In Rusch's case, while the pieces of the story in Boneyards are told out of order, each piece is so intrinsically interesting that readers are able to hold the whole thing in memory until the puzzle is complete. The result is that I stayed up late to finish both books, and felt well rewarded for having done so.
Rusch remains one of the best sci-fi writers working today and since she's still young, or at least younger than me, I look forward to many more works from her. Especially if she stops attaching these useless literary fobs to her work and instead continues to make the stories themselves ever deeper and richer as few writers are capable of doing, but Rusch most definitely is.
I suppose most people don't know the work of the French academic painter Bouguereau (BOO-guh-ROE). But enough do, especially within the art world, that it's worth parodying.
The point with parody is that you have to be very familiar with the original work even to know that a joke is being told.

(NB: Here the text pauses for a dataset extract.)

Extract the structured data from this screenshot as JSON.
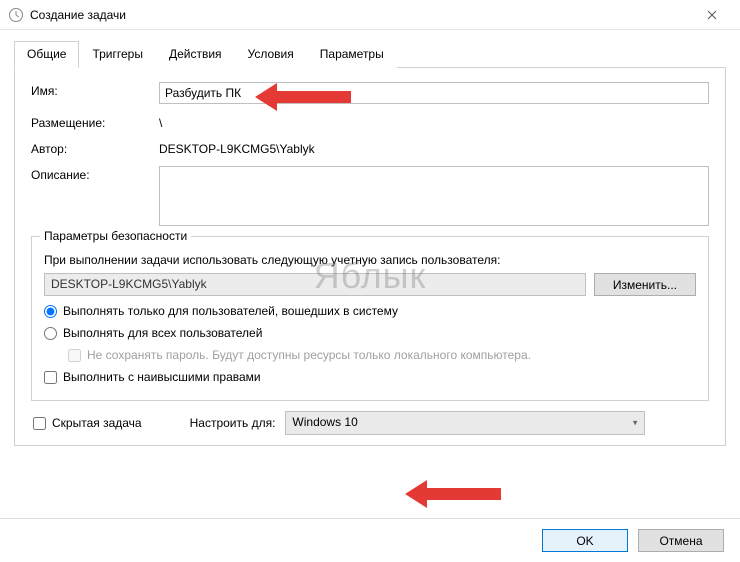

When you're making fun of something unavoidable in the culture, like certain ads or corporate logos, then you can count on everybody recognizing what you're mocking.

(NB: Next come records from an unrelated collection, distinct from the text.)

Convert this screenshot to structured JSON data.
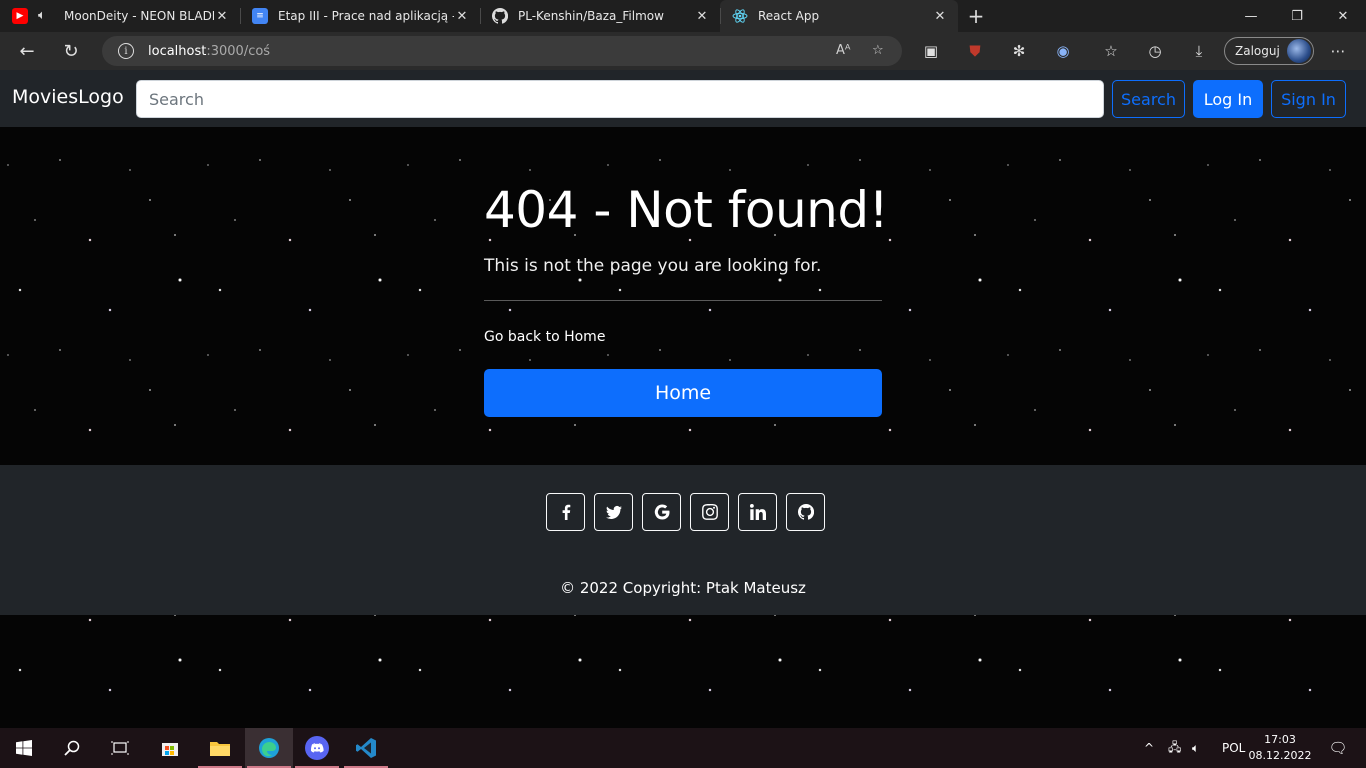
{
  "browser": {
    "tabs": [
      {
        "title": "MoonDeity - NEON BLADE",
        "favicon": "youtube-icon",
        "audio": true
      },
      {
        "title": "Etap III - Prace nad aplikacją - Do",
        "favicon": "google-docs-icon"
      },
      {
        "title": "PL-Kenshin/Baza_Filmow",
        "favicon": "github-icon"
      },
      {
        "title": "React App",
        "favicon": "react-icon",
        "active": true
      }
    ],
    "new_tab": "+",
    "url_host": "localhost",
    "url_path": ":3000/coś",
    "profile_label": "Zaloguj"
  },
  "navbar": {
    "brand": "MoviesLogo",
    "search_placeholder": "Search",
    "search_button": "Search",
    "login_button": "Log In",
    "signin_button": "Sign In"
  },
  "not_found": {
    "heading": "404 - Not found!",
    "lead": "This is not the page you are looking for.",
    "go_back": "Go back to Home",
    "home_button": "Home"
  },
  "footer": {
    "socials": [
      "facebook-icon",
      "twitter-icon",
      "google-icon",
      "instagram-icon",
      "linkedin-icon",
      "github-icon"
    ],
    "copyright": "© 2022 Copyright: Ptak Mateusz"
  },
  "taskbar": {
    "language": "POL",
    "time": "17:03",
    "date": "08.12.2022"
  },
  "colors": {
    "primary": "#0d6efd",
    "navbar_bg": "#212529",
    "browser_bg": "#2b2b2b"
  }
}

But parodies of fairly obscure works have to be presented to people who love the original who else would recognize the source?
The website Bouguereau Remastered deals with this problem by using, as a kind of table of contents, a set of original images the Bouguereau masterworks themselves. http://www.bouguereau.net/wings/
When you click on an image, you are then taken to a series of parodies, each more outlandish than the ones before. For instance, when you click on the famous painting Douleur d'amour, which depicts a nude woman bent over a pedestal, grieving, as a baby Cupid weeps beside her, the parodies progress like this:
First, someone has Photoshopped in a baby Bacchus from another masterwork, drinking from what seems to be a jug of moonshine. Another way to deal with grief, presumably.
Then you get the woman and Cupid dressed in denims; then in a tennis outfit, so now she seems to be exhausted after winning her match (she has a medal).
The next parody has her upright, singing into a microphone; the pedestal has become an amp and speaker. Then there are two Christmas versions, with her and the baby dressed in Santa outfits.
The next has her in a snowstorm; then the pedestal becomes a clothes-drier (apparently she's waiting to get dressed until her clothes are dry). Then it's a television and she's holding a rabbit-ears antenna. Another has her grieving over a Gulf gas pump with a sign saying, "No gas today."
She is transformed into a turtle in one parody; in another, she is concentration-camp thin. Then she's a cow. Then soldiers are discovering the Cupid weeping inside a cupboard as they hold up a picture, showing that they're searching for the nude woman.
Then there are versions with cowboy outfits, or with her as a Terminator-style robot with skin covering only parts of her machinery. She's a lizard, or a flag-wrapped patriotic woman with an eagle in place of the baby.
And that's a partial list of parodies of only one of the Bouguereau originals. You can easily amuse yourself for half an hour at this site.
But the people who created these parodies must have spent far longer than that in creating them! Apparently they thought it was worth the work. And some of them are amusing enough that I think they're certainly worth the click!